If you know Versailles, you know that it combines all that civilization has to offer of beauty, magnificence, and mournfulness. A day’s visit from Paris will give you an inkling of this, but only an inkling. To get it all, you must live there, to be interpenetrated by its glory of decay. It is always the autumn of the spirit at Versailles, even in summer, even in spring; but in the autumn of the year, the autumnal emotion of the soul is poignant beyond expression. Sad gardens stretch into sad parks; sad parks into storied and haunting forests. Long avenues lead to forgotten châteaux mellowing into ruin. Ghostly white statues astonish you far in the depths of woods where the wild things are now the most frequent visitors. A Temple of Love—pillared, Corinthian, lovely—lost in a glade to which lovers have probably not come in a hundred years—will remind you that there were once happy people where now the friendliest sound is that of the wood-chopper’s axe or the horn of some faraway hunt. All the old tales of passion, ambition, feud, hatred, violence, lust, and intrigue are softened here to an aching sense of pity. At night, you will hear the castle clock, which is said never once to have failed to strike the hour since Louis the Fourteenth put it in its place, tolling away your life as it has tolled away epochs.
Amid these surroundings, a man ill, lonely, and threatened with blindness, can easily feel what I may call the spiritual challenge of the ages. He must either be strong and rule, or he must be weak and go down. He must get the dominion over circumstance, or circumstance must get the dominion over him. To be merely knocked about by fate and submit to it, even in the case of seemingly inevitable physical infirmity, began to strike me as unworthy of a man.
It is one thing, however, to feel the impulse to get up and do something, and another to see what you can get up and do. For a time, the spectre of fear had me in its power. The physical facts couldn’t be denied, and beyond the physical facts, I could discern nothing.
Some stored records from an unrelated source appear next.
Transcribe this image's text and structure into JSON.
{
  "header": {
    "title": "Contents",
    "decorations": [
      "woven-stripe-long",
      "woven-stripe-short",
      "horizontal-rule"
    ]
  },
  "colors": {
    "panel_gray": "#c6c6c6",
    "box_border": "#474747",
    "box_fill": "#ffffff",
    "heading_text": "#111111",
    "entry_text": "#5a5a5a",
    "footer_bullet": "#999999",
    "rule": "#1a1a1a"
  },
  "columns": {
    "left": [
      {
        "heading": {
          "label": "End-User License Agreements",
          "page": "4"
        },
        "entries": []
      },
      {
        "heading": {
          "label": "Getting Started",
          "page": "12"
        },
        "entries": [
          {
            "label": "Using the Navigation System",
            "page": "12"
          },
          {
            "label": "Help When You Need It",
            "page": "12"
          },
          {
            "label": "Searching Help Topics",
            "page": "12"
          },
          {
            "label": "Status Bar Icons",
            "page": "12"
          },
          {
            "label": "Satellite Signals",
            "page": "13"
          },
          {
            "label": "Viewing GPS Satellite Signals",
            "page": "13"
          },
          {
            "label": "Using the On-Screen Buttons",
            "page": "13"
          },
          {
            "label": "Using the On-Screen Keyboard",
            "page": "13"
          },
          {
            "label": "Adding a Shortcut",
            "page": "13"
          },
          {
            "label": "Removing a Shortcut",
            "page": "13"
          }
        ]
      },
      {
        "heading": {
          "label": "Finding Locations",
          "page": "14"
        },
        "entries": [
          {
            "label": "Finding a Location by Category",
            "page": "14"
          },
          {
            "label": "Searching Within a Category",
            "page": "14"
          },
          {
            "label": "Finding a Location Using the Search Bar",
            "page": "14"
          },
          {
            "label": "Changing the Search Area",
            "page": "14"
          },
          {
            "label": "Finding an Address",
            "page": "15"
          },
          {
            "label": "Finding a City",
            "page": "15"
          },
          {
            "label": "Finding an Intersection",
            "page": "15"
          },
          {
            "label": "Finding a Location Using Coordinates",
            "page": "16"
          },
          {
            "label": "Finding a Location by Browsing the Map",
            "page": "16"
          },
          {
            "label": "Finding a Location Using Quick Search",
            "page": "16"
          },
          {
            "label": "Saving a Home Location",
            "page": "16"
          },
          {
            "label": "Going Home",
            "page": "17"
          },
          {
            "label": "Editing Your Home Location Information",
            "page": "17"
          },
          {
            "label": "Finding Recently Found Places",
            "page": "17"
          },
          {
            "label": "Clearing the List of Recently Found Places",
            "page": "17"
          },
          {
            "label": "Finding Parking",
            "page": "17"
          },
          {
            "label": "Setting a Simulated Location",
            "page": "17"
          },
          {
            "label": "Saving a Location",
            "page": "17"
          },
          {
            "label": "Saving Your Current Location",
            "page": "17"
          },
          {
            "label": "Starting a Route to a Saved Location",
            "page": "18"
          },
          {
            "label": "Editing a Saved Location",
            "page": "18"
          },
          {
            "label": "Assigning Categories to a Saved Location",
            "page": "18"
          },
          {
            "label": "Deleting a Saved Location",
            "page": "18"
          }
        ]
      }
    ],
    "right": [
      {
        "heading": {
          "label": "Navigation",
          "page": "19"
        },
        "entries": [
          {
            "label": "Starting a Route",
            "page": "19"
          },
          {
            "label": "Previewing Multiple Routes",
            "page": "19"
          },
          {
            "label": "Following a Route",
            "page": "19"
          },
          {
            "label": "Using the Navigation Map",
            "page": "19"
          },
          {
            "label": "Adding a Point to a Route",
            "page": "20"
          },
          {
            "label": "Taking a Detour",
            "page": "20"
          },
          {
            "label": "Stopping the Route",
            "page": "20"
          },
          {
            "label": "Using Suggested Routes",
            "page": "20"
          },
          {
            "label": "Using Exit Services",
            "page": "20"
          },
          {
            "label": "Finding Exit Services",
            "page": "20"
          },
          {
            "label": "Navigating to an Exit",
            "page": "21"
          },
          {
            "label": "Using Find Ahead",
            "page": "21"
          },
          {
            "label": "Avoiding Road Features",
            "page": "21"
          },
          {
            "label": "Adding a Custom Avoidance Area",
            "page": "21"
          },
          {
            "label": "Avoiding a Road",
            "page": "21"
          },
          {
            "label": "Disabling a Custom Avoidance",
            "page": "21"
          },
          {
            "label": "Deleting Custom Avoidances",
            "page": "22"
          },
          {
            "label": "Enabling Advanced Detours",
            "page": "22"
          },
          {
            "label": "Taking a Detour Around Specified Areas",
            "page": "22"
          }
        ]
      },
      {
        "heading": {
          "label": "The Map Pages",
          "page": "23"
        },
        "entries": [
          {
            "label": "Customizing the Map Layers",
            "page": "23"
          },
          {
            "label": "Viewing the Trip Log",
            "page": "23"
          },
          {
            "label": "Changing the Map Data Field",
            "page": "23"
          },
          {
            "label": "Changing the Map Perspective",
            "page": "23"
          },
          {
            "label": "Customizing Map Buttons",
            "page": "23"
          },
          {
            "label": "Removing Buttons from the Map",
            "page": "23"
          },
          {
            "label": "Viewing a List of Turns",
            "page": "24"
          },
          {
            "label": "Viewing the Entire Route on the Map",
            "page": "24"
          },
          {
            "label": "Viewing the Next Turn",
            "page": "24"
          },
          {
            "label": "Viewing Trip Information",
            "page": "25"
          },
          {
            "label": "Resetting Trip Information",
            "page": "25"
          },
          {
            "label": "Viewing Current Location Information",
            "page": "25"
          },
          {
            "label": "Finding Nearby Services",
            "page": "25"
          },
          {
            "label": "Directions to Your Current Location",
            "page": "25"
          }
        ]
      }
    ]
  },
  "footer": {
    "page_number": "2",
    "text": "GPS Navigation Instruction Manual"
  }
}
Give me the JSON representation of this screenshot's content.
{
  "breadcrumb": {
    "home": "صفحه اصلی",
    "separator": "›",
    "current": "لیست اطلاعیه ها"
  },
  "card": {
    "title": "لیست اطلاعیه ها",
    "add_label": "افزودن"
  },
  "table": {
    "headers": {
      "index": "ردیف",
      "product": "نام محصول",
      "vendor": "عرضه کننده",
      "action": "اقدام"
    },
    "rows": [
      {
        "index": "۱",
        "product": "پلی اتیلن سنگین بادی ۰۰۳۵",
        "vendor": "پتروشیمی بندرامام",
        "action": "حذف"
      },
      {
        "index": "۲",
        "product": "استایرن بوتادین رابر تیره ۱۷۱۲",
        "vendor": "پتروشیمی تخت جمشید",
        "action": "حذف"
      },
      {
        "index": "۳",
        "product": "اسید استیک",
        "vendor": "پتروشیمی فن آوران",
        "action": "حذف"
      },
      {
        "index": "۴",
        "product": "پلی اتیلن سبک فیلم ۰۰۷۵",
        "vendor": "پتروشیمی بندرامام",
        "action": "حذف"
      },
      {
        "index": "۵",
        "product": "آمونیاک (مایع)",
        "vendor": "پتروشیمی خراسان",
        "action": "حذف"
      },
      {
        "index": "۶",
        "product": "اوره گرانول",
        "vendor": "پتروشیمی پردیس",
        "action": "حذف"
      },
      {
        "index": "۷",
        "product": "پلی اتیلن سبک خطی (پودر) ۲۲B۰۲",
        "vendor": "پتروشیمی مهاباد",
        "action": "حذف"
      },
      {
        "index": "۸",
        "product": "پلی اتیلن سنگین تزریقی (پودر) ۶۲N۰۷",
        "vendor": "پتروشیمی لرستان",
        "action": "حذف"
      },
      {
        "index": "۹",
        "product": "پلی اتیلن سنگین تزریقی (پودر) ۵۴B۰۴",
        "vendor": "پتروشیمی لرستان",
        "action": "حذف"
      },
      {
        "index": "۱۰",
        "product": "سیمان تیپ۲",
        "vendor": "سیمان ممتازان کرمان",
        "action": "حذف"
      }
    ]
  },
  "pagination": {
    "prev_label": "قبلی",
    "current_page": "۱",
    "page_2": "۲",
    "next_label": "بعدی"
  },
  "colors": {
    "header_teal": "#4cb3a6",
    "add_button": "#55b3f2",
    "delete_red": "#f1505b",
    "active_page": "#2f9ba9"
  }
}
It was conceivable that one might react against a mental condition; but to react against a mysterious malady coupled with possibly approaching blindness was hardly to be thought of. When one added one’s incapacity to work and earn a living, with all that implies, it seemed as if it would take the faith that moves mountains to throw off the weight oppressing me. It is true that to move mountains, you only need faith as a grain of mustard seed, but as far as one can judge not many of us have that much.
It was then that my mind went back all of a sudden to the kernel planted so many years before, in my island home, in the Gulf of St. Lawrence. If I become prolix over this, it is only that I want to show, how often it happens to parents, teachers, and others who deal with children, to throw out a thought that after lying dormant for years will become a factor in the life. Had it not been for the few words spoken then I should not, as far as I can see, now have such mastery over self as I have since attained—not very much—but I should not be writing these lines.